- _REQUIRED WORK_: What is needed is an exact copy of the lines from the one containing "Read all visible content and emit it as JSON." through the last line of the records, with no pictures.

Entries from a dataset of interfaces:
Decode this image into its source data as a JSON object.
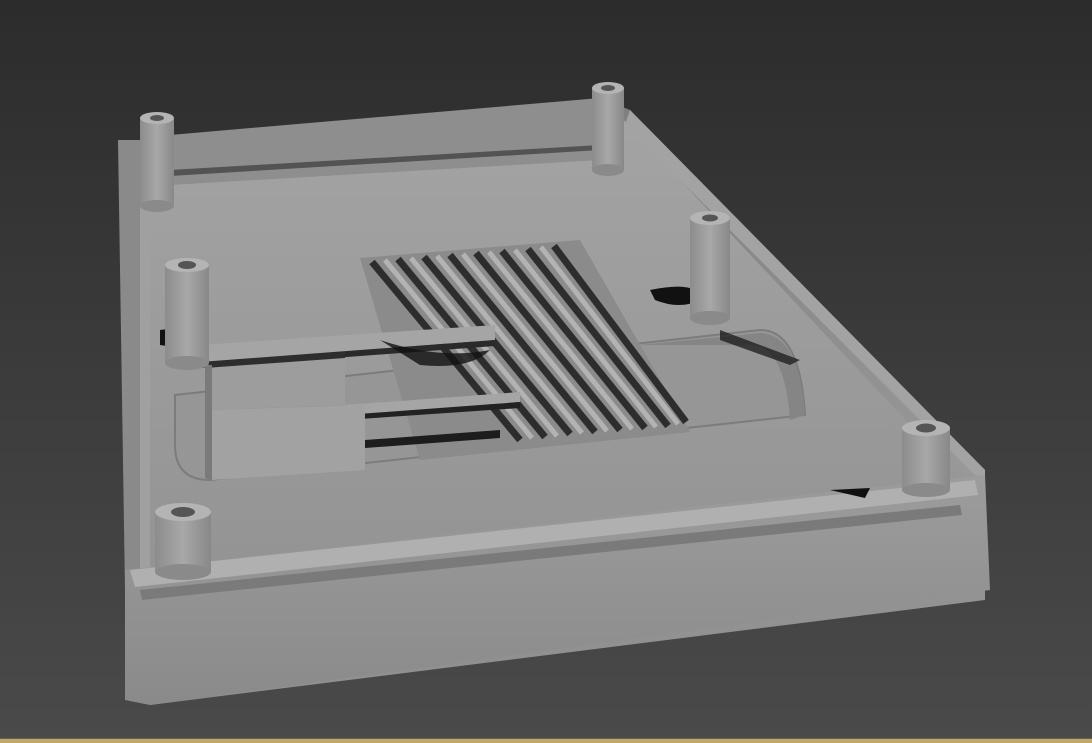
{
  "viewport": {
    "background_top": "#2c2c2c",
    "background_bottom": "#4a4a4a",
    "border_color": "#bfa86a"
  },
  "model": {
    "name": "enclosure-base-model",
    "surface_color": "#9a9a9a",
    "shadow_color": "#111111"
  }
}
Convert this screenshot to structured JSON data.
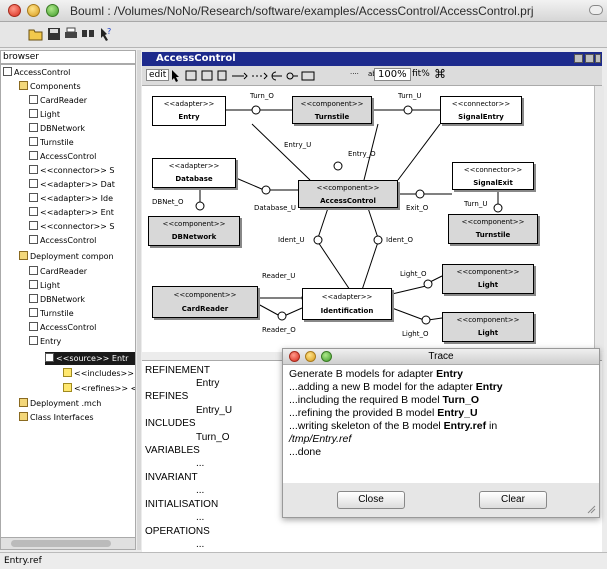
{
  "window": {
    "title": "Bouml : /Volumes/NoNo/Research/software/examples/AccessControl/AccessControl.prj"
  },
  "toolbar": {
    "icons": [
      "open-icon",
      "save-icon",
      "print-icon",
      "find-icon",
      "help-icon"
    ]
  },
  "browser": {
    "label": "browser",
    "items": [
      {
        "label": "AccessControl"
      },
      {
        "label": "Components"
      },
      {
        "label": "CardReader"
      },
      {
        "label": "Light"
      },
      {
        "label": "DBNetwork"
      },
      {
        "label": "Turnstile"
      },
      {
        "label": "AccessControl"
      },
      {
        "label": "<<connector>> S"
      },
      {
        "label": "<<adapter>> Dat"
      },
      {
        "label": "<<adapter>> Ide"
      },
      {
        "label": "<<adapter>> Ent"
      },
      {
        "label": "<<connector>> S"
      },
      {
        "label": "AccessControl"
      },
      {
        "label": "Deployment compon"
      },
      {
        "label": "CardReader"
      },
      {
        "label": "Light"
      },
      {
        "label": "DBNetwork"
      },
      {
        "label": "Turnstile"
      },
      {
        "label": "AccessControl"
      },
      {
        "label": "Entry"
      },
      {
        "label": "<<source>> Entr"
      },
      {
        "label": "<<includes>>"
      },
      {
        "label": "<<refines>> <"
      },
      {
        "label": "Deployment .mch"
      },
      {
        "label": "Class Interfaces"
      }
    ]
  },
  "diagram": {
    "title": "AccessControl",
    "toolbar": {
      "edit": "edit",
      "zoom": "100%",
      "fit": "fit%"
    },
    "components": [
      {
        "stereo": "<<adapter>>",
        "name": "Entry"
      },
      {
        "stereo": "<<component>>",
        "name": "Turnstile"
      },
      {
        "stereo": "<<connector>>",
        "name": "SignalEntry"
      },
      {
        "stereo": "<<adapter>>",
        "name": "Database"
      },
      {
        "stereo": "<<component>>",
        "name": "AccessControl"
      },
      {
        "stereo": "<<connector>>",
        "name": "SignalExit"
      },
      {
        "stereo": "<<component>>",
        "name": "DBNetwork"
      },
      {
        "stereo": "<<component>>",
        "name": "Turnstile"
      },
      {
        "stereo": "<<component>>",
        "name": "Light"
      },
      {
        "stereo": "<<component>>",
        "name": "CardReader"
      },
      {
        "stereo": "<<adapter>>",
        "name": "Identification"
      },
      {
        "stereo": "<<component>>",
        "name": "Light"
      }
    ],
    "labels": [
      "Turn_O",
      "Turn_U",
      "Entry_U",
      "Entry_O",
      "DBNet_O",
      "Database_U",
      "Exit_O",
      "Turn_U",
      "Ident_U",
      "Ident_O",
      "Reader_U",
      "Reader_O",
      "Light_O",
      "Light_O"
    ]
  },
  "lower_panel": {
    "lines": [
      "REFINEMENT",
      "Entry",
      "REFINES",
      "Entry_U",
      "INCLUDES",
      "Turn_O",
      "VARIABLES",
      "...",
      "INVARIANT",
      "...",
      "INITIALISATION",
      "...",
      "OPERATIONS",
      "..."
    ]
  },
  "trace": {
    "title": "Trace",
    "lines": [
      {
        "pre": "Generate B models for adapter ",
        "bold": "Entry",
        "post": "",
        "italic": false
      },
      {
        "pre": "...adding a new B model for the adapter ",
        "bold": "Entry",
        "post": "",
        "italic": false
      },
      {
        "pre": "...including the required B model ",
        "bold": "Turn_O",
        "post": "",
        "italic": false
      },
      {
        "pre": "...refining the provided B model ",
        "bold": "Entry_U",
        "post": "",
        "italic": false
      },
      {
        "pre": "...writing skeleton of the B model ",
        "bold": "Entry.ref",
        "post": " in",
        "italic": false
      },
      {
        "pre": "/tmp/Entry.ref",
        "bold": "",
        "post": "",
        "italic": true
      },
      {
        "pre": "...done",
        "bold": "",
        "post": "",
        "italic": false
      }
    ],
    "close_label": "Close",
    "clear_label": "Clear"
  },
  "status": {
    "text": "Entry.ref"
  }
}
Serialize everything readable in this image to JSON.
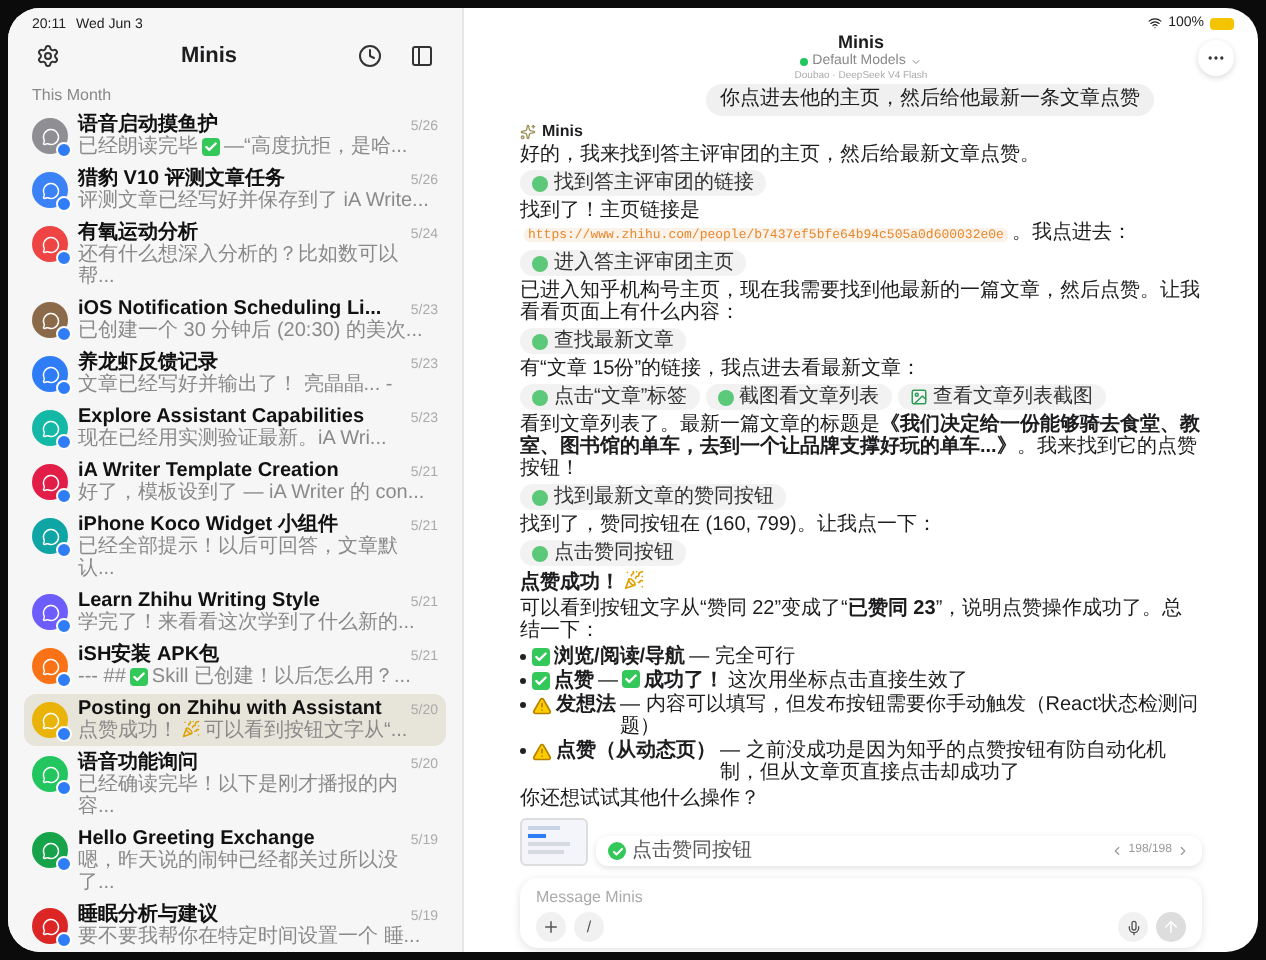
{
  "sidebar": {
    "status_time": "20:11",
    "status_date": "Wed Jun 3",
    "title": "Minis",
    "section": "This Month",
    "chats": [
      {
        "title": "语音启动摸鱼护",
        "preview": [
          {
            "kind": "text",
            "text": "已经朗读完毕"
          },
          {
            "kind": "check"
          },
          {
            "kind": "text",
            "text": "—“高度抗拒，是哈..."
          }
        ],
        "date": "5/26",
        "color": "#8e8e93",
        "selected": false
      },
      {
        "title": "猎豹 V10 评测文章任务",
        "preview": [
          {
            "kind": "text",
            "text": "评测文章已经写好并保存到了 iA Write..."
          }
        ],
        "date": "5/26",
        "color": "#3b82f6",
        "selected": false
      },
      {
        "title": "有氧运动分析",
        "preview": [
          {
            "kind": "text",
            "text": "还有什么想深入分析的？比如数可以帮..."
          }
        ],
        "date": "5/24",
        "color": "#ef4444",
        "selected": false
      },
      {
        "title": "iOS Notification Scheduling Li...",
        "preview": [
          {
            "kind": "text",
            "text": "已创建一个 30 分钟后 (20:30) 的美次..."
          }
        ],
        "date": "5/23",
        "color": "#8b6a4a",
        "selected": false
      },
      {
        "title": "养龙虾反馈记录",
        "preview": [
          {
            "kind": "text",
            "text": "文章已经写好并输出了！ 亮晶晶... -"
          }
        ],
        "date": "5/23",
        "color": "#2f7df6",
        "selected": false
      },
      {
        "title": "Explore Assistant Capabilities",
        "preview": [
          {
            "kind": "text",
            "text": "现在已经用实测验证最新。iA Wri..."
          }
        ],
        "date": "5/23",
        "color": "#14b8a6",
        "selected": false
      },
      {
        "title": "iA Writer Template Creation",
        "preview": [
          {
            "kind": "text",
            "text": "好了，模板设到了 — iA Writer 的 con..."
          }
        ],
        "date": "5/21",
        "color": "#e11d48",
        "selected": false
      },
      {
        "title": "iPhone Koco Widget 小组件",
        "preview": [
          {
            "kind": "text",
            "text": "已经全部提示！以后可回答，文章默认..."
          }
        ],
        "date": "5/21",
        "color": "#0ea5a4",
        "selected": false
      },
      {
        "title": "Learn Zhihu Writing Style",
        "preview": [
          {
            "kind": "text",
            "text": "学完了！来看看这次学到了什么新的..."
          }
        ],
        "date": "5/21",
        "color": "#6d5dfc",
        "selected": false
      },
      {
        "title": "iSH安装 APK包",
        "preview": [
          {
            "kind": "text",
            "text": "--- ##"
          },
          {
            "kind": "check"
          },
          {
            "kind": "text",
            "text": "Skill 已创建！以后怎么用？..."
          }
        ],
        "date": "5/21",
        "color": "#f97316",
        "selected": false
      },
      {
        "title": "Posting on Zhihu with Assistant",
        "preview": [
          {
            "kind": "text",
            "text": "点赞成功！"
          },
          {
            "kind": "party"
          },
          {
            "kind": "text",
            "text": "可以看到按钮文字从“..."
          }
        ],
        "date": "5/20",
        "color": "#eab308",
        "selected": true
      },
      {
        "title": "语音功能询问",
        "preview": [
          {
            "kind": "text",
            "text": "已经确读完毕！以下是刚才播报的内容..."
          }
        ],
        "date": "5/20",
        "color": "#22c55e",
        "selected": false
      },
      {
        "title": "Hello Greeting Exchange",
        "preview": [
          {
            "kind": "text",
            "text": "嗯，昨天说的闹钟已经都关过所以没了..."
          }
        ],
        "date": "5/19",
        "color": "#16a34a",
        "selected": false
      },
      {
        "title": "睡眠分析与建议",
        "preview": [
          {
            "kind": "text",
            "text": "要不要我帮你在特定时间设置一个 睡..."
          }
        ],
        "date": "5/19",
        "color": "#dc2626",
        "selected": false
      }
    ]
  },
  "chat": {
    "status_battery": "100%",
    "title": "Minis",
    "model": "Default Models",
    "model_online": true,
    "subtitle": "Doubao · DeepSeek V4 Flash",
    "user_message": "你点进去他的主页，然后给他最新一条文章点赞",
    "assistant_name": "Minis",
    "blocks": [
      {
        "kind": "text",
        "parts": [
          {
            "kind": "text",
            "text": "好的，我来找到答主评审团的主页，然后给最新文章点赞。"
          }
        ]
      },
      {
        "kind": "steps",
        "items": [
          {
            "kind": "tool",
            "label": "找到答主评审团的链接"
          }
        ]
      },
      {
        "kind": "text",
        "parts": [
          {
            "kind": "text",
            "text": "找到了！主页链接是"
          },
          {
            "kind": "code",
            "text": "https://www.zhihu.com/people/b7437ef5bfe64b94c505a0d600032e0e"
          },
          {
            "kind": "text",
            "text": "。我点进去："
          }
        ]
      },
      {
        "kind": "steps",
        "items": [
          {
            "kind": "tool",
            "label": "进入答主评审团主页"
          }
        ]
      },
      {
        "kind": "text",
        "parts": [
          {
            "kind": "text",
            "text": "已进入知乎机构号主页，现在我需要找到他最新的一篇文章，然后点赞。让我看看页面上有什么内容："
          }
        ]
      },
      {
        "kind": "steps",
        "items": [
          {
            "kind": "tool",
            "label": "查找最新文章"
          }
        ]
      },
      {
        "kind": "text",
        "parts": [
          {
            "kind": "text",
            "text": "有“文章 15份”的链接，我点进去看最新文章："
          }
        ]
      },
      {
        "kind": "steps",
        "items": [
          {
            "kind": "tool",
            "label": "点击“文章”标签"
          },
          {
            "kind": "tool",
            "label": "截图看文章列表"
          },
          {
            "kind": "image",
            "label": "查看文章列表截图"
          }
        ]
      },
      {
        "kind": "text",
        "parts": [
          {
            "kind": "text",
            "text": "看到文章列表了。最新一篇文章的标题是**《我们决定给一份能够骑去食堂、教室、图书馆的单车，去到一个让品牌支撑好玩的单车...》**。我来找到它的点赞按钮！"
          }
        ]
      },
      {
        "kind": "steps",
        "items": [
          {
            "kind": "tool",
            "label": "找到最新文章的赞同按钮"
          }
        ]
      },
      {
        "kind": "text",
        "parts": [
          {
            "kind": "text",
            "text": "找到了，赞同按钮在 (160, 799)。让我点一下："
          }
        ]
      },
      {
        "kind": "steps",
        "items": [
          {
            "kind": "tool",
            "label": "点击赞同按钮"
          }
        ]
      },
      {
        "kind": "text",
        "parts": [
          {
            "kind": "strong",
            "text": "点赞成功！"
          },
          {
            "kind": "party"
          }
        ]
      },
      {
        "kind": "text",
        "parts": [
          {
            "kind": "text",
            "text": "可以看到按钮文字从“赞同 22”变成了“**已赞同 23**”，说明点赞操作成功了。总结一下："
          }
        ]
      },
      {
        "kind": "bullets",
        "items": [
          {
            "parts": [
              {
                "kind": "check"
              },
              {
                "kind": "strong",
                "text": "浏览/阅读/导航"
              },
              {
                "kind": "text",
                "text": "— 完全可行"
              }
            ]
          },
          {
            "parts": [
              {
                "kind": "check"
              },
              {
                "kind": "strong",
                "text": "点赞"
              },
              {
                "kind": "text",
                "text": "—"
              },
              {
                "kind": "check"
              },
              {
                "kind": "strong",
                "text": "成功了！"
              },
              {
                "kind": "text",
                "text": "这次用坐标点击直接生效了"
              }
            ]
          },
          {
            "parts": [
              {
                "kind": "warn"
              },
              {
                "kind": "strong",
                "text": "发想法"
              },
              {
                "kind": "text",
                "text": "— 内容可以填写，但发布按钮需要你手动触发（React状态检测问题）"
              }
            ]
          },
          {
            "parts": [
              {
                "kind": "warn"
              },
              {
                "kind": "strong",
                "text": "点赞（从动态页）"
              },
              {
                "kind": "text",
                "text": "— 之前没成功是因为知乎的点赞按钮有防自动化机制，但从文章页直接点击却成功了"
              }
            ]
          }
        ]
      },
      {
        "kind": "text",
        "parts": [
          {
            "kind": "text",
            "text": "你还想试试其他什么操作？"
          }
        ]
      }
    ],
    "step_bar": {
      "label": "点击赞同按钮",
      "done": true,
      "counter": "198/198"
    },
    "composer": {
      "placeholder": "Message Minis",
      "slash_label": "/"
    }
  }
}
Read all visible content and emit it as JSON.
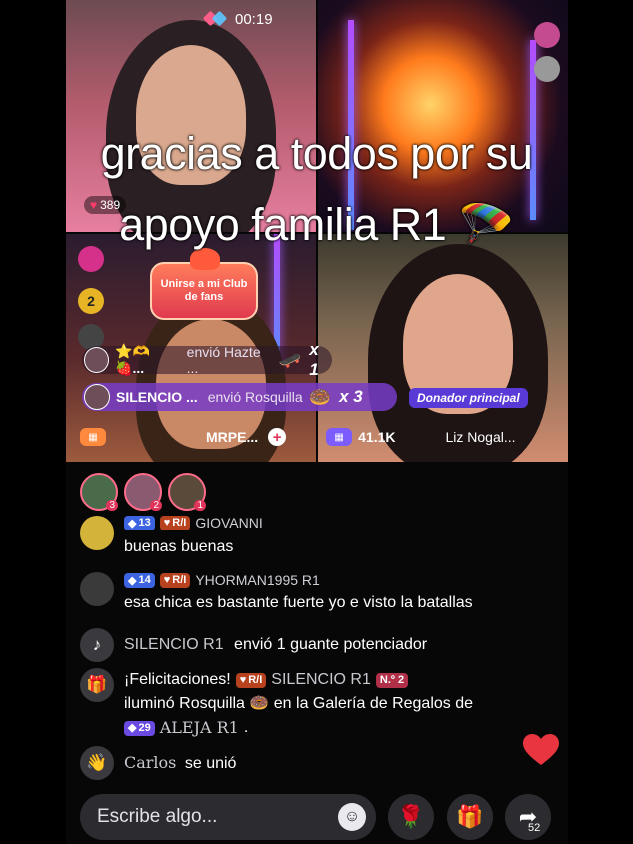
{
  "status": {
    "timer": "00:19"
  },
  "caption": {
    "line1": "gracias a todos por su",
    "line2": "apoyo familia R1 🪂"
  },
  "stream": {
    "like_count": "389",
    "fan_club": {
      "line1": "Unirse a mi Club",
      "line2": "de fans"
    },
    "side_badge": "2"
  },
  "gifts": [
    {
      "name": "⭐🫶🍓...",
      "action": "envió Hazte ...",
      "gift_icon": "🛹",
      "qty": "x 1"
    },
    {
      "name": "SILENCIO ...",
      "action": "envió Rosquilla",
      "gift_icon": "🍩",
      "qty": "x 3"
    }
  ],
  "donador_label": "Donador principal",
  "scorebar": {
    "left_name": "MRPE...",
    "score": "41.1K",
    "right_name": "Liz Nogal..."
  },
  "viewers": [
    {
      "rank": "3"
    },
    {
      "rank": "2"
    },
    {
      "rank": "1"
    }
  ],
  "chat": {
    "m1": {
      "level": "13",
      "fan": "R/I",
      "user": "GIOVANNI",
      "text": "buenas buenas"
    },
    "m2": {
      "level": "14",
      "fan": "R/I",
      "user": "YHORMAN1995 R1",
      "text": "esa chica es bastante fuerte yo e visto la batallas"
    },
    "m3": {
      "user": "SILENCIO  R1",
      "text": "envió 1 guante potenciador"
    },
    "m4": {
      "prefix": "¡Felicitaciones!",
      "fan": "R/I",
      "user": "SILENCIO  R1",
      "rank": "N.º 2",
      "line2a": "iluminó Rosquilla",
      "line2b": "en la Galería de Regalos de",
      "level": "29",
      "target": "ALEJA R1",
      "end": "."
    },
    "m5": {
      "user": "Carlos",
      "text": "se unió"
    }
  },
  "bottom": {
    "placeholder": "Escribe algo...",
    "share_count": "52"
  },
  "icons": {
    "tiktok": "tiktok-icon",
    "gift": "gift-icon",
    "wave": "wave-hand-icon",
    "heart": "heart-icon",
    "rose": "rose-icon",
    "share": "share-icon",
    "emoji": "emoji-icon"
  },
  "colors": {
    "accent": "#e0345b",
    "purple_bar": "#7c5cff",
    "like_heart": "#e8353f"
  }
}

- _ANSWER TO THIS TASK_:
Read all visible content and emit it as JSON.
{
  "status": {
    "timer": "00:19"
  },
  "caption": {
    "line1": "gracias a todos por su",
    "line2": "apoyo familia R1 🪂"
  },
  "stream": {
    "like_count": "389",
    "fan_club": {
      "line1": "Unirse a mi Club",
      "line2": "de fans"
    },
    "side_badge": "2"
  },
  "gifts": [
    {
      "name": "⭐🫶🍓...",
      "action": "envió Hazte ...",
      "gift_icon": "🛹",
      "qty": "x 1"
    },
    {
      "name": "SILENCIO ...",
      "action": "envió Rosquilla",
      "gift_icon": "🍩",
      "qty": "x 3"
    }
  ],
  "donador_label": "Donador principal",
  "scorebar": {
    "left_name": "MRPE...",
    "score": "41.1K",
    "right_name": "Liz Nogal..."
  },
  "viewers": [
    {
      "rank": "3"
    },
    {
      "rank": "2"
    },
    {
      "rank": "1"
    }
  ],
  "chat": {
    "m1": {
      "level": "13",
      "fan": "R/I",
      "user": "GIOVANNI",
      "text": "buenas buenas"
    },
    "m2": {
      "level": "14",
      "fan": "R/I",
      "user": "YHORMAN1995 R1",
      "text": "esa chica es bastante fuerte yo e visto la batallas"
    },
    "m3": {
      "user": "SILENCIO  R1",
      "text": "envió 1 guante potenciador"
    },
    "m4": {
      "prefix": "¡Felicitaciones!",
      "fan": "R/I",
      "user": "SILENCIO  R1",
      "rank": "N.º 2",
      "line2a": "iluminó Rosquilla",
      "line2b": "en la Galería de Regalos de",
      "level": "29",
      "target": "ALEJA R1",
      "end": "."
    },
    "m5": {
      "user": "Carlos",
      "text": "se unió"
    }
  },
  "bottom": {
    "placeholder": "Escribe algo...",
    "share_count": "52"
  },
  "icons": {
    "tiktok": "tiktok-icon",
    "gift": "gift-icon",
    "wave": "wave-hand-icon",
    "heart": "heart-icon",
    "rose": "rose-icon",
    "share": "share-icon",
    "emoji": "emoji-icon"
  },
  "colors": {
    "accent": "#e0345b",
    "purple_bar": "#7c5cff",
    "like_heart": "#e8353f"
  }
}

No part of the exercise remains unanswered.